The letter from Mr. Reinhold published in your May 23 edition contains not facts but his opinions. Mr. Goodman accidentally missed the March 14 meeting of the Leavenworth BOE because it was held a week earlier than normal due to the scheduled district spring break. He was not tracking the change of dates. He was always going to vote for the bond issue. He got the chance when Mr. Carney, the BOE president, called the special meeting on March 19. Dr. Roth speaks with most BOE members before our meetings when they show up early. Their discussion on March 19 was not the arm-twisting session Mr. Reinhold alleges. 

Mrs. Klemp has served the school district long and well during her multiple terms on the BOE. However, she advocated a top-down approach to developing the proposed bond issue in her board member comments on May 19. The BOE adopted its bottom up approach for defining our school district needs after two meetings on the subject in September 2017. She was excused from those two meetings for medical reasons. DLR interviewed BOE members separately as part of that process so I don’t know what they discussed in their meeting with Mrs. Klemp. 

Last fall, I defended in a letter to the editor the BOE’s bottom up approach against unsubstantiated charges that the BOE had already made up its collective mind as to the bond issue’s contents. In hindsight it was a mistake not to record the March 19 BOE special meeting. The BOE normally records only its regular meetings. However, my memory of the March 19 meeting is that Mrs. Klemp’s top down approach totaled some $46 million as I added up each of her proposals in my head. She never offered a total sum but my mental math had her proposal exceeded the amount of available state-supported dollars the BOE could bond by roughly $10 million. 

During Leavenworth High’s graduation ceremony on May 19, the school principal asked the graduates to stand if they had attended courses at the Kansas City Kansas Community College (KCKCC)/Pioneer Career Center (PCC). Somewhere between one-third and one-half of all students stood. Development of a local, viable and affordable vocational education program for those students not going to college was one of the major tasks the BOE unanimously imposed on Dr. Roth when we hired him in March 2014. 

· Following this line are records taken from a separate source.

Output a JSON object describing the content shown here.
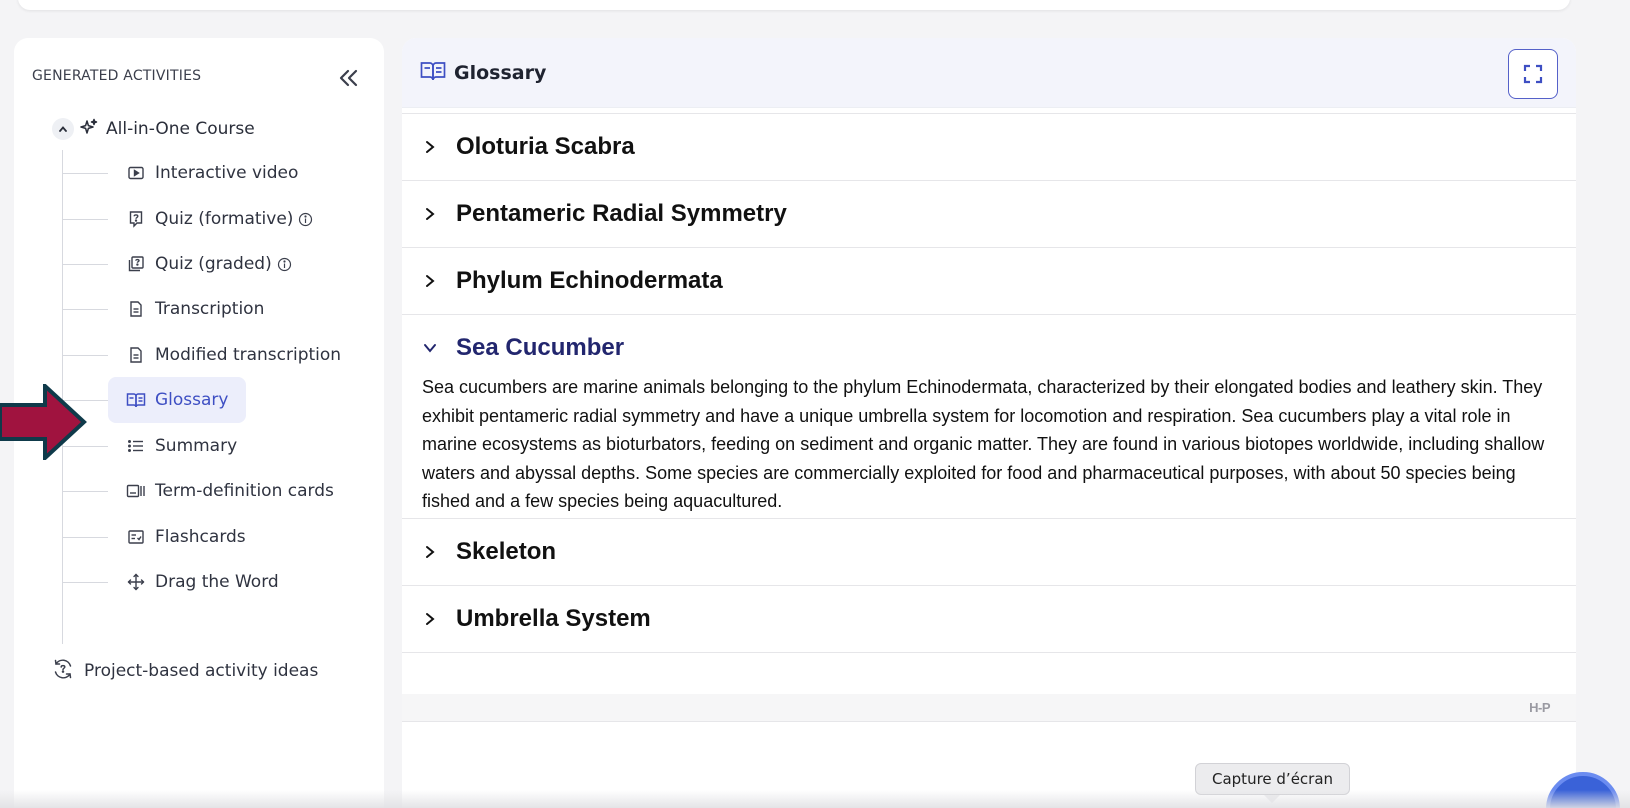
{
  "sidebar": {
    "title": "GENERATED ACTIVITIES",
    "root": {
      "label": "All-in-One Course"
    },
    "items": [
      {
        "label": "Interactive video",
        "icon": "play-box-icon",
        "info": false,
        "active": false
      },
      {
        "label": "Quiz (formative)",
        "icon": "quiz-formative-icon",
        "info": true,
        "active": false
      },
      {
        "label": "Quiz (graded)",
        "icon": "quiz-graded-icon",
        "info": true,
        "active": false
      },
      {
        "label": "Transcription",
        "icon": "document-icon",
        "info": false,
        "active": false
      },
      {
        "label": "Modified transcription",
        "icon": "document-icon",
        "info": false,
        "active": false
      },
      {
        "label": "Glossary",
        "icon": "book-open-icon",
        "info": false,
        "active": true
      },
      {
        "label": "Summary",
        "icon": "list-icon",
        "info": false,
        "active": false
      },
      {
        "label": "Term-definition cards",
        "icon": "cards-icon",
        "info": false,
        "active": false
      },
      {
        "label": "Flashcards",
        "icon": "flashcard-icon",
        "info": false,
        "active": false
      },
      {
        "label": "Drag the Word",
        "icon": "move-icon",
        "info": false,
        "active": false
      }
    ],
    "project": {
      "label": "Project-based activity ideas"
    }
  },
  "main": {
    "title": "Glossary",
    "terms": [
      {
        "term": "Oloturia Scabra",
        "open": false
      },
      {
        "term": "Pentameric Radial Symmetry",
        "open": false
      },
      {
        "term": "Phylum Echinodermata",
        "open": false
      },
      {
        "term": "Sea Cucumber",
        "open": true,
        "definition": "Sea cucumbers are marine animals belonging to the phylum Echinodermata, characterized by their elongated bodies and leathery skin. They exhibit pentameric radial symmetry and have a unique umbrella system for locomotion and respiration. Sea cucumbers play a vital role in marine ecosystems as bioturbators, feeding on sediment and organic matter. They are found in various biotopes worldwide, including shallow waters and abyssal depths. Some species are commercially exploited for food and pharmaceutical purposes, with about 50 species being fished and a few species being aquacultured."
      },
      {
        "term": "Skeleton",
        "open": false
      },
      {
        "term": "Umbrella System",
        "open": false
      }
    ],
    "h5p_logo": "H-P"
  },
  "tooltip": {
    "text": "Capture d’écran"
  },
  "colors": {
    "accent": "#3e4fc3",
    "active_bg": "#eceefb",
    "arrow_fill": "#a0133f",
    "arrow_stroke": "#0f3a4a",
    "open_term": "#22266e"
  }
}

Last semester, Leavenworth High had 22 students in the hard-skilled vocational courses KCKCC/PCC offers, such as heating/air conditioning and small appliance repair. That student density is not enough to support the Leavenworth school district being able to afford to offer those courses. Community college vocational instructors justifiably make far more money than our school district salary schedule supports. Last semester KCKCC/PCC had more than 400 secondary and other students taking its many courses. Its offerings serve the city of Leavenworth well and my firm belief is that it is a great use of that facility. 

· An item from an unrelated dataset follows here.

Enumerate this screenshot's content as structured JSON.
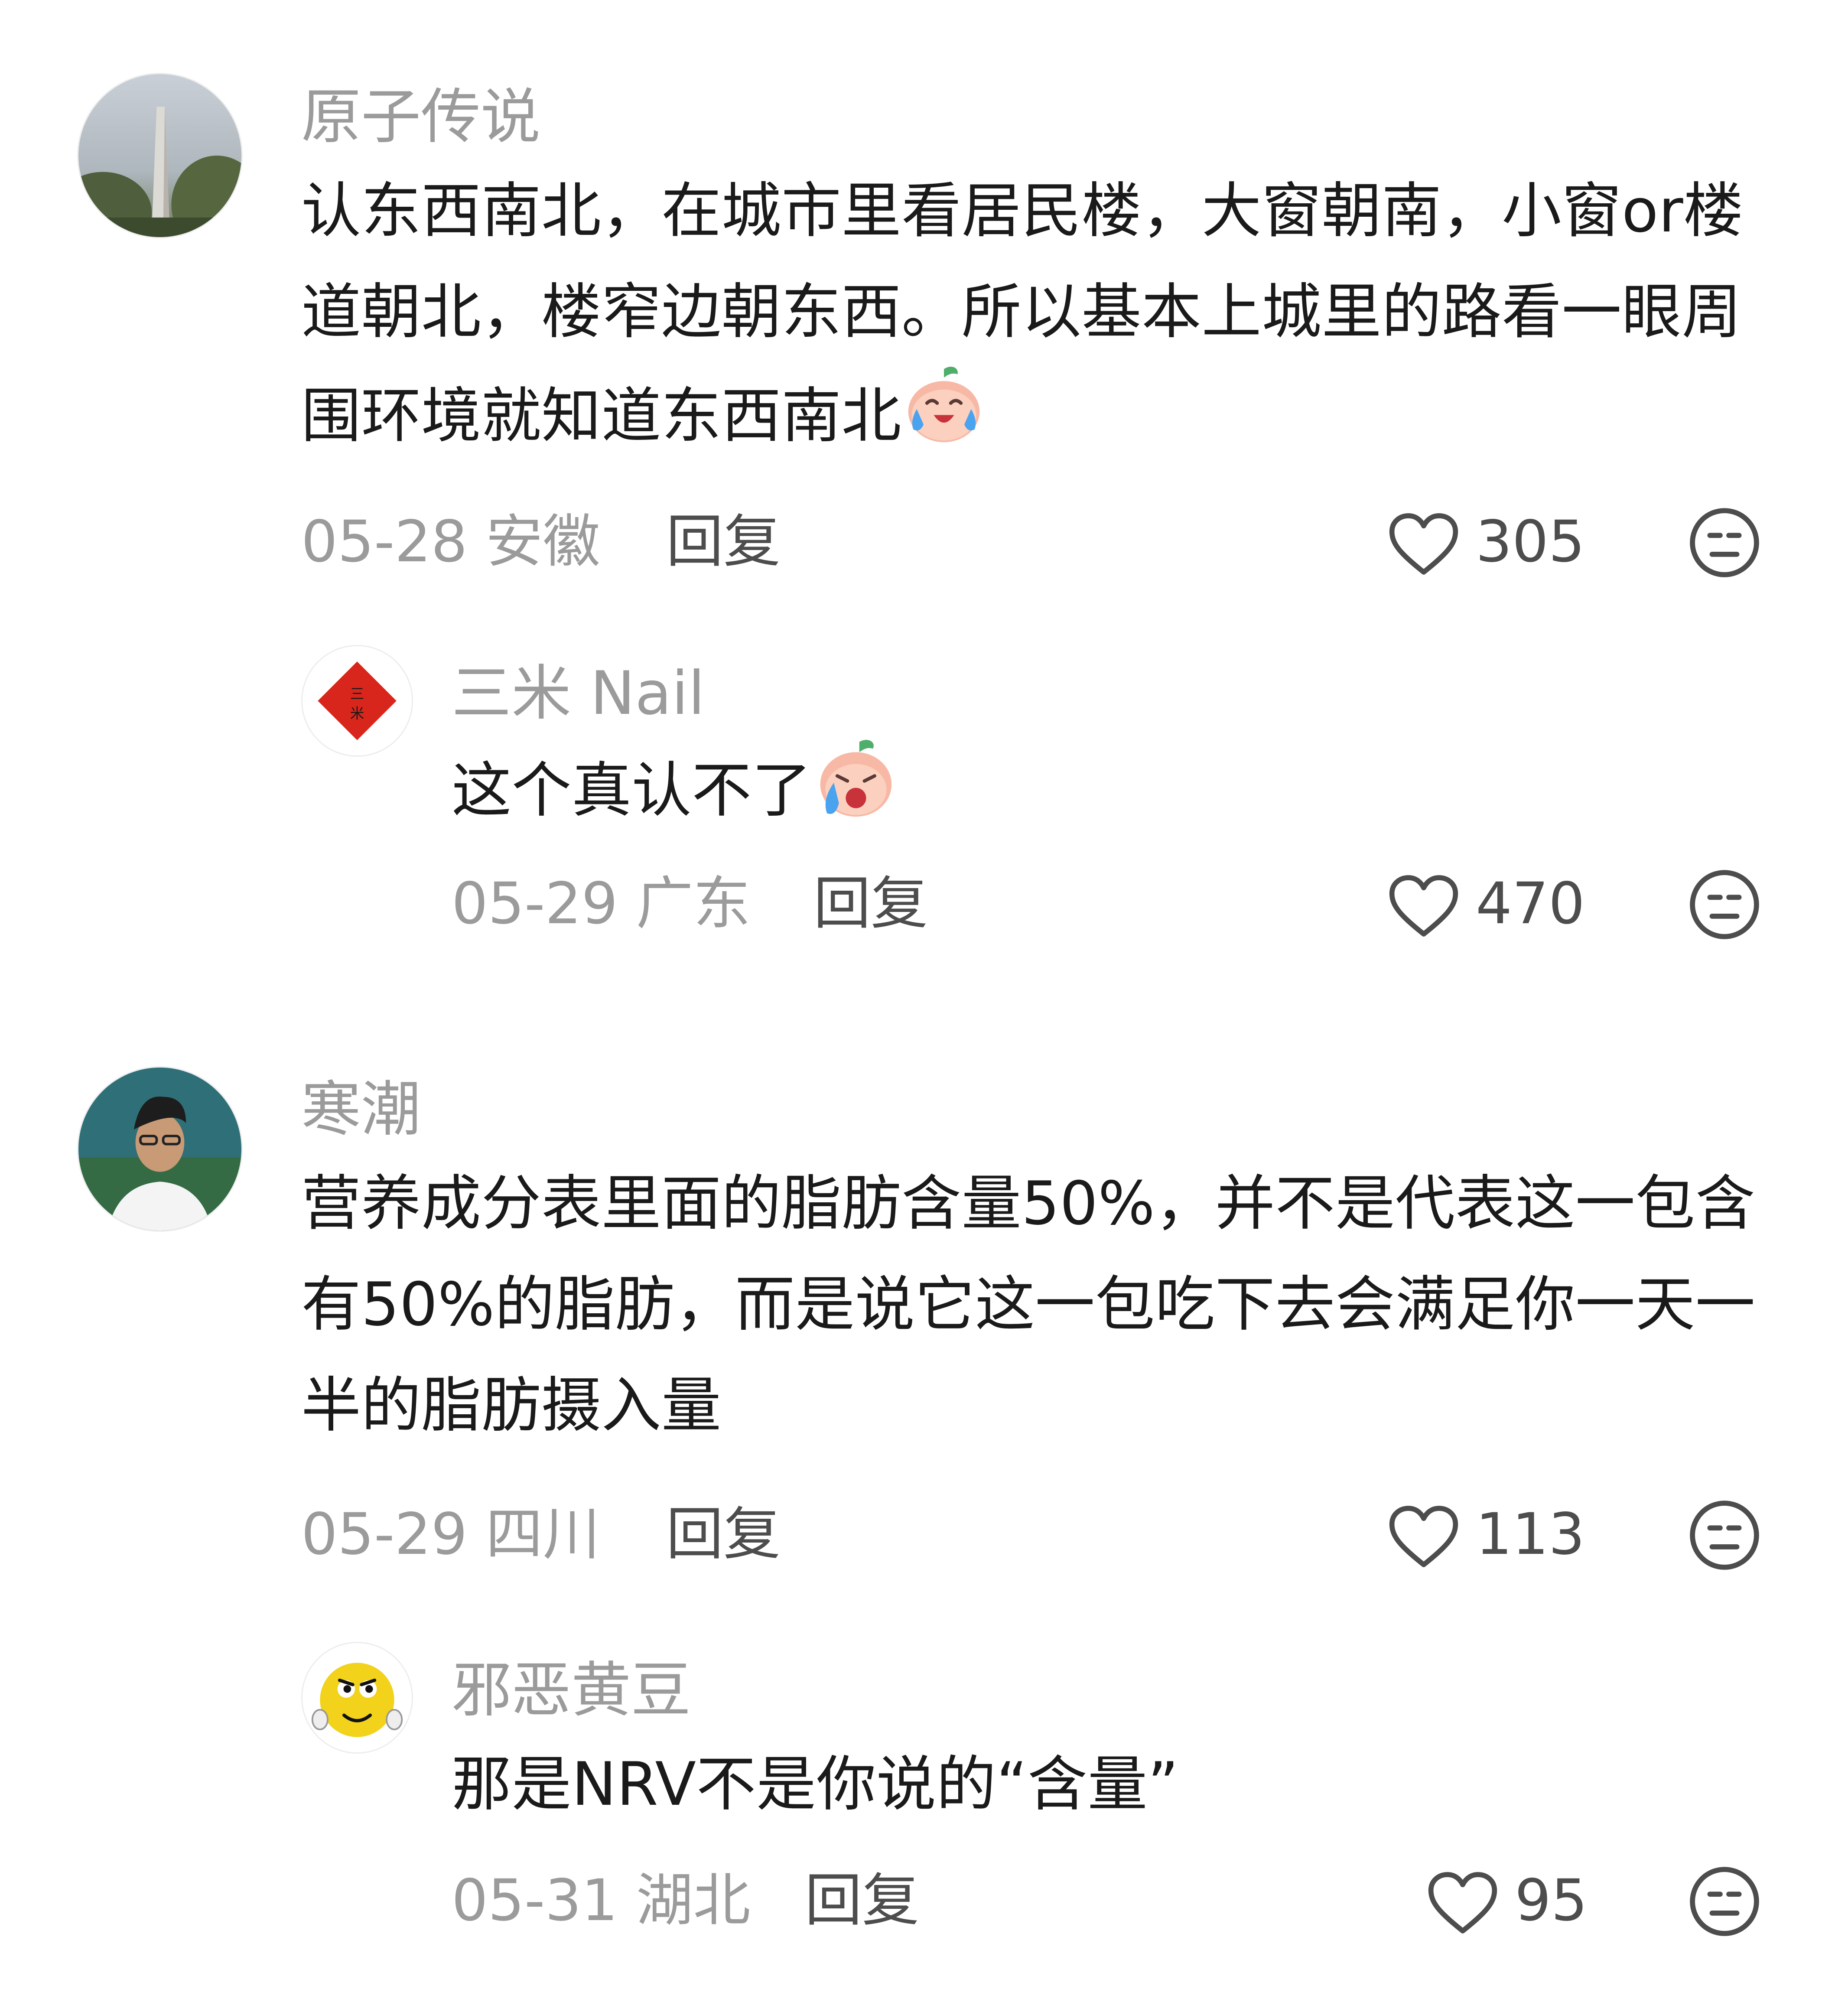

Mrs. Klemp agreed at our April 15, 2015, meeting when she and the rest of the BOE voted unanimously to lease the former West Middle School facility to KCKCC. The current bond proposal was developed by concerned parents, community members and educators in many meetings over a six-month period. It meets the district’s current needs and provides a firm foundation on which future BOEs can adjust. The firm providing the dollar amounts associated with the bond issue employs certified architects and professional civil engineers. It does not increase current property taxes. 

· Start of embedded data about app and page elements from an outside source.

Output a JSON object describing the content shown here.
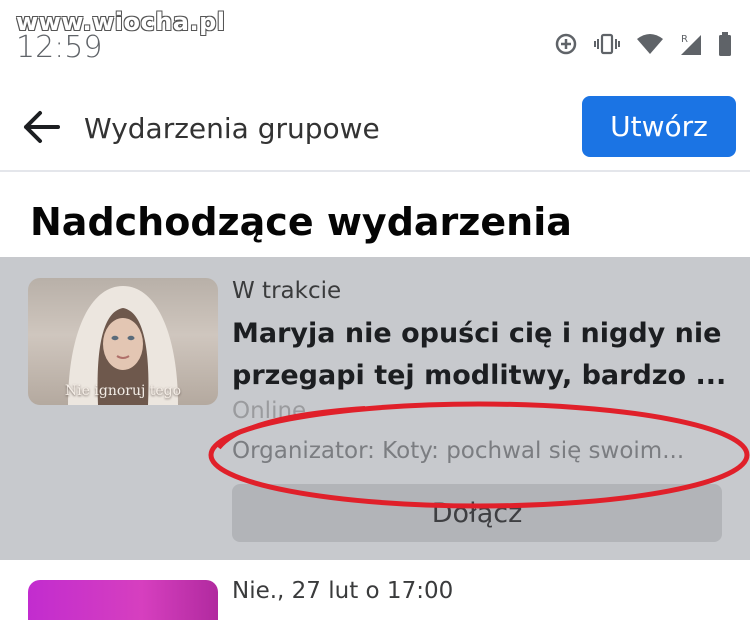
{
  "watermark": "www.wiocha.pl",
  "status_bar": {
    "time": "12:59",
    "icons": [
      "data-saver-icon",
      "vibrate-icon",
      "wifi-icon",
      "signal-roaming-icon",
      "battery-icon"
    ]
  },
  "header": {
    "title": "Wydarzenia grupowe",
    "create_label": "Utwórz",
    "accent": "#1b74e4"
  },
  "section_title": "Nadchodzące wydarzenia",
  "events": [
    {
      "thumbnail_caption": "Nie ignoruj tego",
      "status": "W trakcie",
      "title_line1": "Maryja nie opuści cię i nigdy nie",
      "title_line2": "przegapi tej modlitwy, bardzo ...",
      "location": "Online",
      "organizer": "Organizator: Koty: pochwal się swoim...",
      "join_label": "Dołącz"
    },
    {
      "date": "Nie., 27 lut o 17:00"
    }
  ],
  "annotation_color": "#e0202a"
}
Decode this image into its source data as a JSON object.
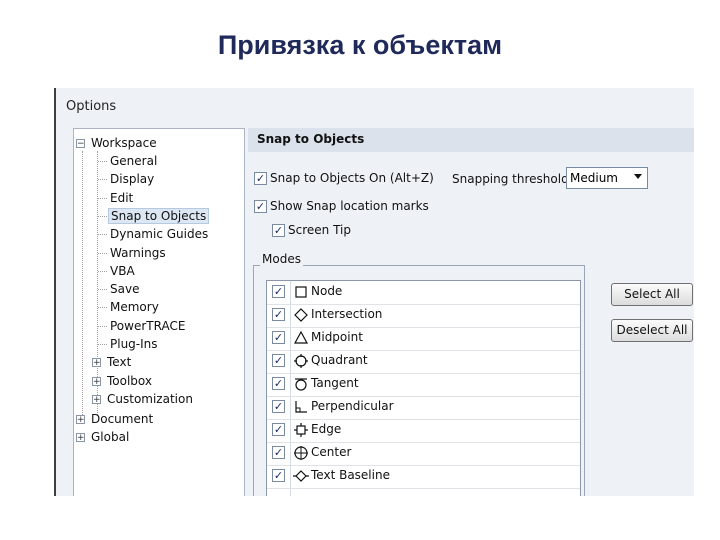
{
  "slide": {
    "title": "Привязка к объектам"
  },
  "window": {
    "title": "Options"
  },
  "tree": {
    "workspace": "Workspace",
    "workspace_children": [
      "General",
      "Display",
      "Edit",
      "Snap to Objects",
      "Dynamic Guides",
      "Warnings",
      "VBA",
      "Save",
      "Memory",
      "PowerTRACE",
      "Plug-Ins"
    ],
    "workspace_collapsed_children": [
      "Text",
      "Toolbox",
      "Customization"
    ],
    "document": "Document",
    "global": "Global",
    "selected": "Snap to Objects"
  },
  "panel": {
    "header": "Snap to Objects",
    "snap_on_label": "Snap to Objects On (Alt+Z)",
    "snap_on_checked": true,
    "threshold_label": "Snapping threshold",
    "threshold_value": "Medium",
    "show_marks_label": "Show Snap location marks",
    "show_marks_checked": true,
    "screen_tip_label": "Screen Tip",
    "screen_tip_checked": true,
    "modes_label": "Modes",
    "modes": [
      {
        "label": "Node",
        "icon": "square-icon",
        "checked": true
      },
      {
        "label": "Intersection",
        "icon": "diamond-icon",
        "checked": true
      },
      {
        "label": "Midpoint",
        "icon": "triangle-icon",
        "checked": true
      },
      {
        "label": "Quadrant",
        "icon": "quadrant-circle-icon",
        "checked": true
      },
      {
        "label": "Tangent",
        "icon": "tangent-circle-icon",
        "checked": true
      },
      {
        "label": "Perpendicular",
        "icon": "perpendicular-icon",
        "checked": true
      },
      {
        "label": "Edge",
        "icon": "edge-icon",
        "checked": true
      },
      {
        "label": "Center",
        "icon": "center-icon",
        "checked": true
      },
      {
        "label": "Text Baseline",
        "icon": "text-baseline-icon",
        "checked": true
      }
    ],
    "select_all": "Select All",
    "deselect_all": "Deselect All"
  },
  "colors": {
    "title": "#1f2a5a",
    "panel_bg": "#eef2f7",
    "header_bg": "#dbe2eb",
    "selection": "#dde7f3"
  }
}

I urge your readers to vote yes on the bond issue for all these reasons and many more.